Location: Las Vegas (base location), Reno (satellite location)

Format: In-person (computer-based research required)

Schedule: To apply, students must be available 9am-5pm, Fridays between September 5 – December 23, 2022.


Data analysis on water services systems and their impact on communities in northern Ghana

Mentor name: Braimah Apambire, PhD

Apply if you are interested in: Decision-making with data, international capacity-building, maintenance and sustainability of water systems, water infrastructure of rural areas

About the project: Significant efforts have been made to address the lack of access to water, sanitation, and hygiene (WASH) services in northern Ghana and elsewhere, and post-construction support is needed to ensure long-term sustainability of the projects. Data-driven decisions can help with this challenge. Interns will help analyze baseline data from water systems services projects in northern Ghana to assess the status of water systems and the impact they have on communities. Interns will use various statistical methods with the objective of assessing the status of the water systems, and they will develop recommendations to support a sustained water supply in the communities. Overall, the students will be involved in developing a holistic and sustainable support system for watershed and water facility management in rural communities around the world. This project will use statistical tools to look for patterns in data, and then interpret those patterns in the context of drinking water access.

Location: Statewide

Format: Virtual (computer-based research required). Students will need to use their own computer or a computer on their home campus. 

Schedule: Internship schedule will be determined once students have been selected.


Assessments of Northern Nevada’s natural hazards 

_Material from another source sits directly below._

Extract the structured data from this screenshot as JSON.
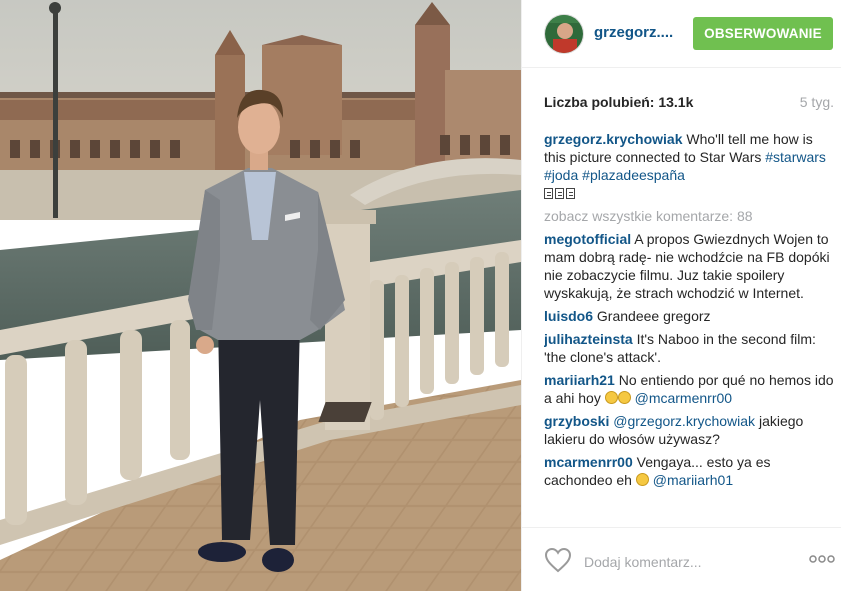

Mentor name: Steve Bacon, PhD

Apply if you are interested in: Natural hazards (e.g., earthquakes, floods, landslides, avalanches, wind), geologic hazard assessments, performing fieldwork to identify potential hazards at a given site.

About the project: Identify natural hazards and perform feasibility-level assessments related to residential homeownership or property development in the greater Reno area. Apply methods and web-based information in a Google Earth platform to identify natural hazards and perform reconnaissance-level risk assessments, similar what is performed by environmental and engineering consultants. Learn about the publicly-available environmental and geologic data that is commonly used to perform natural hazard assessments. The team will visit at least three geologic settings with unique natural hazards, for which interns may need walk up to 1-2 miles on uneven surfaces.

Location: Reno

Format: In-person (fieldwork required, walking up to 1-2 miles on uneven surfaces).

Schedule:  [TBD]


Desert ecology: Microbiology and invertebrate adaptations in extreme environments

Mentor name: Henry Sun, PhD

Apply if you are interested in: Microbiology, bacterial culture techniques, life in extreme environments, basic chemistry methods, ecosystem responses to climate change, Earth observation software, image analysis software

About the project: The extreme heat and dryness of our desert region present rich opportunities to understand ecological adaptations of many organisms, including the bacteria in our soils and western ants. In this curiosity-driven internship, students will work on two projects related to local ecology, studying the interaction between biotic and abiotic elements. Interns will use technology and lab techniques to observe cross-cutting environmental change, and to learn how to address big-picture research questions with local studies.

Location: Las Vegas 

Format: In-person (labwork and some fieldwork required).

Schedule: Internship schedule will be determined once students have been selected.